And while there were no significant differences in mortality rates between genders, women with type 1 diabetes were 13 times more likely to die than women who did not have diabetes, reported researchers from the University of Pittsburgh. Also in this study, part of the Epidemiology Research International Study Group, a much higher proportion of African Americans (50.6 percent) died than Caucasians (24 percent).

"It`s unclear why, for both women and African Americans, type 1 diabetes has such a major effect compared to the general population," said Dr. Trevor Orchard, senior author of the study. "This greater effect of diabetes for women is not seen as strongly in studies in other parts of the world. One thing that is clear is that we need to pay special attention to their care and treatment and continue to investigate why they might be disproportionately impacted by the long-term consequences of this disease."

Overall, mortality rates for people with type 1 diabetes fell significantly in this community-based population from Allegheny County, PA, over the past several decades, the study found. For those diagnosed between 1965 and 1969, mortality rates were 9.3 times higher than the general population. However, for those most recently diagnosed (1975-1979), the rate was just 5.6 times higher, showing a clear decline.

"It looks like the main improvement in those most recently diagnosed is related to dramatically reducing mortality in the first five years after diagnosis," said Dr. Aaron Secrest, lead author of the paper. "We think it`s probably a result of better management and awareness of diabetes control, leading to providers and patients doing a better job of monitoring for acute complications."

Overall, reductions in mortality are most likely due to the tremendous improvements in treatment and care during the 1980s and 1990s, the researchers noted.
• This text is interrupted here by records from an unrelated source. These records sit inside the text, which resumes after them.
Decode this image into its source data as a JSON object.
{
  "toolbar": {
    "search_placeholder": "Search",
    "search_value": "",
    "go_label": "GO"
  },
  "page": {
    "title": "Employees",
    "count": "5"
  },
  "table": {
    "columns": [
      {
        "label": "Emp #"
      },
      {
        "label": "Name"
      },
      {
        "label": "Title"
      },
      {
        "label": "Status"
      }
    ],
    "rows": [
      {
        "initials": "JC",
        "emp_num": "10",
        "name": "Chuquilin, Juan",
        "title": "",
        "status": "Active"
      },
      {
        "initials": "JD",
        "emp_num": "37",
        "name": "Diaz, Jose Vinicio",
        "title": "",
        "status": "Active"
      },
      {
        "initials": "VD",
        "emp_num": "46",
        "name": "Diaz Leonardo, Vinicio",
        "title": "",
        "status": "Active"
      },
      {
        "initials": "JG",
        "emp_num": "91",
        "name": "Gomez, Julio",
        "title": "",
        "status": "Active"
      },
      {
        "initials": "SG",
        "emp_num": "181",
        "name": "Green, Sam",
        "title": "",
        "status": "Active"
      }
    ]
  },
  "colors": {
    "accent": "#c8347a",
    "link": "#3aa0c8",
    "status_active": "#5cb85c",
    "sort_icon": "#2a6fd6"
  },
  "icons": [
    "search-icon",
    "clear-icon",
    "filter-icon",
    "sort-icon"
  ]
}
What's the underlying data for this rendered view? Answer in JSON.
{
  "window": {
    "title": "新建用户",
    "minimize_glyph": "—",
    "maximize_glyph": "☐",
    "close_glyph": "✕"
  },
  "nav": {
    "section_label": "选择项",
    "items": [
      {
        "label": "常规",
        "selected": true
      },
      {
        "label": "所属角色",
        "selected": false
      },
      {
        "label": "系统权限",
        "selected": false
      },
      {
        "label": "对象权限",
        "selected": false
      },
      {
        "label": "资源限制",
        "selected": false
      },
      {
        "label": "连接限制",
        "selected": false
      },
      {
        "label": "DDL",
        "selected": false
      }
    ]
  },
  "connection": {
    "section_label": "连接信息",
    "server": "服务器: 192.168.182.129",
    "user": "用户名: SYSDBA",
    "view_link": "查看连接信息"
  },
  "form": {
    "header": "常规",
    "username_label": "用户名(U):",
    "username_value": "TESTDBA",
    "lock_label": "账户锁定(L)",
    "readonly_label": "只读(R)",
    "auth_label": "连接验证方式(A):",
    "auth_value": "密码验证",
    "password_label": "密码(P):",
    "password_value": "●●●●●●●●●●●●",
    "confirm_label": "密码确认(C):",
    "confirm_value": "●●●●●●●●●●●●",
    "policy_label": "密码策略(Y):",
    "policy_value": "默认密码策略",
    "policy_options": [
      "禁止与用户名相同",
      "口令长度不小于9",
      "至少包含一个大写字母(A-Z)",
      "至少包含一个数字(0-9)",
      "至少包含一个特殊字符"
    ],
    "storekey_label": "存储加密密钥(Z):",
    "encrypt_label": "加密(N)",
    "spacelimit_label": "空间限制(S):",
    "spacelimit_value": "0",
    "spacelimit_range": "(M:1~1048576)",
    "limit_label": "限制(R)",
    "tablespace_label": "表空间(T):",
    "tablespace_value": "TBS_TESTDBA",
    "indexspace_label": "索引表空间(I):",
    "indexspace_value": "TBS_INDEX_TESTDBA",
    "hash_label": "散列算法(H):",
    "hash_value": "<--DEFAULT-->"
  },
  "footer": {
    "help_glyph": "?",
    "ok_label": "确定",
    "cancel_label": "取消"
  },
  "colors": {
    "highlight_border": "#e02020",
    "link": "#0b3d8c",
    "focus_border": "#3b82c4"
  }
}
In particular, blood glucose self-monitoring, A1C testing and use of new blood pressure medications such as angiotensin-converting enzyme inhibitors, which also help protect against diabetic kidney disease. These changes have greatly improved both blood sugar and blood pressure control, often the cause of life-threatening complications.

The study looked at people in Allegheny County the Pittsburgh area who had type 1 diabetes diagnosed as a child between 1965 and 1979 and at the time of analysis had a duration of diabetes between 28 and 43 years, and explored differences in mortality based on sex, race (Caucasian vs. African American) and year of diagnosis.


Source: American Diabetes Association Press Release

Originally posted by on December 7, 2010.